:: EXERCISE OBJECTIVE ::
All entries must be extracted exactly, with nothing added or dropped.

++++ SUPPLIED RECORDS ++++

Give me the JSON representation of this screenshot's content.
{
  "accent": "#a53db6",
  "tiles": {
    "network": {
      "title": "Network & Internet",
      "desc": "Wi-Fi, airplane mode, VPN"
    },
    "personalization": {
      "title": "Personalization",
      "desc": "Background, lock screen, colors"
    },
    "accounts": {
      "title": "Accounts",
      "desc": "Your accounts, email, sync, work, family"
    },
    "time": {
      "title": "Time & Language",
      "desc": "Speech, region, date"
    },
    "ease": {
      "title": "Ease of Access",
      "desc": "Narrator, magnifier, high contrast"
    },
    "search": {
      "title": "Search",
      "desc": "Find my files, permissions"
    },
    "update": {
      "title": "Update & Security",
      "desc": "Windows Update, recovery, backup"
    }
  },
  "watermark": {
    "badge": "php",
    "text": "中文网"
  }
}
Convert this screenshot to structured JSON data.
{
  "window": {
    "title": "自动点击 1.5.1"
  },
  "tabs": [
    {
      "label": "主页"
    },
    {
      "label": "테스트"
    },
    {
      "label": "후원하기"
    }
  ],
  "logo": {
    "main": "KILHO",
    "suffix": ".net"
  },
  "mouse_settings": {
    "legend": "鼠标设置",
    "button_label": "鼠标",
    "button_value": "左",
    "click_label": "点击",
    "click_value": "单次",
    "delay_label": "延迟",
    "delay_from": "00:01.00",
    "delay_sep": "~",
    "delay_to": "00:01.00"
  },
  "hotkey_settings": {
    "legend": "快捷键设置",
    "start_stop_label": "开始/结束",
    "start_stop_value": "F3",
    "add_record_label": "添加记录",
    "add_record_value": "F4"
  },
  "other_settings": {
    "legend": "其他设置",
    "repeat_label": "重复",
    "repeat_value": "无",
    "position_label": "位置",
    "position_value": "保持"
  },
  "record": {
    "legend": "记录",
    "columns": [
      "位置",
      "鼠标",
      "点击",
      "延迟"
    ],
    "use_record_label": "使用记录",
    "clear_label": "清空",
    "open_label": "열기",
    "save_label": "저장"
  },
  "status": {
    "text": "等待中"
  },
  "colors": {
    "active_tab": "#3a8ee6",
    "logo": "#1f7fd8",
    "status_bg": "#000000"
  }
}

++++

:: EXERCISE OUTPUT ::
Give me the JSON representation of this screenshot's content.
{
  "accent": "#a53db6",
  "tiles": {
    "network": {
      "title": "Network & Internet",
      "desc": "Wi-Fi, airplane mode, VPN"
    },
    "personalization": {
      "title": "Personalization",
      "desc": "Background, lock screen, colors"
    },
    "accounts": {
      "title": "Accounts",
      "desc": "Your accounts, email, sync, work, family"
    },
    "time": {
      "title": "Time & Language",
      "desc": "Speech, region, date"
    },
    "ease": {
      "title": "Ease of Access",
      "desc": "Narrator, magnifier, high contrast"
    },
    "search": {
      "title": "Search",
      "desc": "Find my files, permissions"
    },
    "update": {
      "title": "Update & Security",
      "desc": "Windows Update, recovery, backup"
    }
  },
  "watermark": {
    "badge": "php",
    "text": "中文网"
  }
}
Convert this screenshot to structured JSON data.
{
  "window": {
    "title": "自动点击 1.5.1"
  },
  "tabs": [
    {
      "label": "主页"
    },
    {
      "label": "테스트"
    },
    {
      "label": "후원하기"
    }
  ],
  "logo": {
    "main": "KILHO",
    "suffix": ".net"
  },
  "mouse_settings": {
    "legend": "鼠标设置",
    "button_label": "鼠标",
    "button_value": "左",
    "click_label": "点击",
    "click_value": "单次",
    "delay_label": "延迟",
    "delay_from": "00:01.00",
    "delay_sep": "~",
    "delay_to": "00:01.00"
  },
  "hotkey_settings": {
    "legend": "快捷键设置",
    "start_stop_label": "开始/结束",
    "start_stop_value": "F3",
    "add_record_label": "添加记录",
    "add_record_value": "F4"
  },
  "other_settings": {
    "legend": "其他设置",
    "repeat_label": "重复",
    "repeat_value": "无",
    "position_label": "位置",
    "position_value": "保持"
  },
  "record": {
    "legend": "记录",
    "columns": [
      "位置",
      "鼠标",
      "点击",
      "延迟"
    ],
    "use_record_label": "使用记录",
    "clear_label": "清空",
    "open_label": "열기",
    "save_label": "저장"
  },
  "status": {
    "text": "等待中"
  },
  "colors": {
    "active_tab": "#3a8ee6",
    "logo": "#1f7fd8",
    "status_bg": "#000000"
  }
}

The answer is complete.